"""

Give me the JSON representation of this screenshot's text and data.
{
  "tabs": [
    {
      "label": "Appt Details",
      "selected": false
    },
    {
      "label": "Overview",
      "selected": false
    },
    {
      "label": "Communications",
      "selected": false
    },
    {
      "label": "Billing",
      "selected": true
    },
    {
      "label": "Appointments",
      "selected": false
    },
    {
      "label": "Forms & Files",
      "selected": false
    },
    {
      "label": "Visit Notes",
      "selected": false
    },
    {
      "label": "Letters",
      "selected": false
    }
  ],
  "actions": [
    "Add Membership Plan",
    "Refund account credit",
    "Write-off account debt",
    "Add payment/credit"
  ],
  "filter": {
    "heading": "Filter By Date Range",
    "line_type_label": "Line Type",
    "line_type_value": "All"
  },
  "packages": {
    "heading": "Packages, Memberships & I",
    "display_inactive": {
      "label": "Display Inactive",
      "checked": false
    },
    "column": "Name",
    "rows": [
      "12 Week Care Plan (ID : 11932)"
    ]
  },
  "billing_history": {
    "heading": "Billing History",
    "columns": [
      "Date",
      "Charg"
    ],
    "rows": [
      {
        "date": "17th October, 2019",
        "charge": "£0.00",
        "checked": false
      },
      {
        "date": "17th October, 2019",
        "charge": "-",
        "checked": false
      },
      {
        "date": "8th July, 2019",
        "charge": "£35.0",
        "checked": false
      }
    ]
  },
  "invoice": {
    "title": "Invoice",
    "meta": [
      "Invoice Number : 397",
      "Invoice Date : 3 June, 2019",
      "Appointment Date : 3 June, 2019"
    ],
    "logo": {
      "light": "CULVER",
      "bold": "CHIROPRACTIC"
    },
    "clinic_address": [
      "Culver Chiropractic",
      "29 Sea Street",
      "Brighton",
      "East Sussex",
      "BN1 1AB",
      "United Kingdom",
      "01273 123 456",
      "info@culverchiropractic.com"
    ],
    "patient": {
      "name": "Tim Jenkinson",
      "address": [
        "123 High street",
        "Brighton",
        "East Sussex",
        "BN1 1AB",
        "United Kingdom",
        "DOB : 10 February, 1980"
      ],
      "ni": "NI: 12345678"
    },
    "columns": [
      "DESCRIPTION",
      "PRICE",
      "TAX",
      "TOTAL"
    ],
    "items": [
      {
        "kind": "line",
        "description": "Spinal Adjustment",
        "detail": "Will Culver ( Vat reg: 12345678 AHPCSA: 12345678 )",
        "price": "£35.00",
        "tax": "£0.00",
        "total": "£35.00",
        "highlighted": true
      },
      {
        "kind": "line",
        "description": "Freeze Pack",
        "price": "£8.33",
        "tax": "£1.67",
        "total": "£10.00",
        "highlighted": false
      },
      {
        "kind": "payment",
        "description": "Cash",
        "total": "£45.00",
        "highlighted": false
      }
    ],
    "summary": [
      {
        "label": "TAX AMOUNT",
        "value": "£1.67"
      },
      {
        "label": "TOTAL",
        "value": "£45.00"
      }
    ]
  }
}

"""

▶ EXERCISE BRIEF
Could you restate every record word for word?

▶ WRITTEN RESPONSE
Give me the JSON representation of this screenshot's text and data.
{
  "tabs": [
    {
      "label": "Appt Details",
      "selected": false
    },
    {
      "label": "Overview",
      "selected": false
    },
    {
      "label": "Communications",
      "selected": false
    },
    {
      "label": "Billing",
      "selected": true
    },
    {
      "label": "Appointments",
      "selected": false
    },
    {
      "label": "Forms & Files",
      "selected": false
    },
    {
      "label": "Visit Notes",
      "selected": false
    },
    {
      "label": "Letters",
      "selected": false
    }
  ],
  "actions": [
    "Add Membership Plan",
    "Refund account credit",
    "Write-off account debt",
    "Add payment/credit"
  ],
  "filter": {
    "heading": "Filter By Date Range",
    "line_type_label": "Line Type",
    "line_type_value": "All"
  },
  "packages": {
    "heading": "Packages, Memberships & I",
    "display_inactive": {
      "label": "Display Inactive",
      "checked": false
    },
    "column": "Name",
    "rows": [
      "12 Week Care Plan (ID : 11932)"
    ]
  },
  "billing_history": {
    "heading": "Billing History",
    "columns": [
      "Date",
      "Charg"
    ],
    "rows": [
      {
        "date": "17th October, 2019",
        "charge": "£0.00",
        "checked": false
      },
      {
        "date": "17th October, 2019",
        "charge": "-",
        "checked": false
      },
      {
        "date": "8th July, 2019",
        "charge": "£35.0",
        "checked": false
      }
    ]
  },
  "invoice": {
    "title": "Invoice",
    "meta": [
      "Invoice Number : 397",
      "Invoice Date : 3 June, 2019",
      "Appointment Date : 3 June, 2019"
    ],
    "logo": {
      "light": "CULVER",
      "bold": "CHIROPRACTIC"
    },
    "clinic_address": [
      "Culver Chiropractic",
      "29 Sea Street",
      "Brighton",
      "East Sussex",
      "BN1 1AB",
      "United Kingdom",
      "01273 123 456",
      "info@culverchiropractic.com"
    ],
    "patient": {
      "name": "Tim Jenkinson",
      "address": [
        "123 High street",
        "Brighton",
        "East Sussex",
        "BN1 1AB",
        "United Kingdom",
        "DOB : 10 February, 1980"
      ],
      "ni": "NI: 12345678"
    },
    "columns": [
      "DESCRIPTION",
      "PRICE",
      "TAX",
      "TOTAL"
    ],
    "items": [
      {
        "kind": "line",
        "description": "Spinal Adjustment",
        "detail": "Will Culver ( Vat reg: 12345678 AHPCSA: 12345678 )",
        "price": "£35.00",
        "tax": "£0.00",
        "total": "£35.00",
        "highlighted": true
      },
      {
        "kind": "line",
        "description": "Freeze Pack",
        "price": "£8.33",
        "tax": "£1.67",
        "total": "£10.00",
        "highlighted": false
      },
      {
        "kind": "payment",
        "description": "Cash",
        "total": "£45.00",
        "highlighted": false
      }
    ],
    "summary": [
      {
        "label": "TAX AMOUNT",
        "value": "£1.67"
      },
      {
        "label": "TOTAL",
        "value": "£45.00"
      }
    ]
  }
}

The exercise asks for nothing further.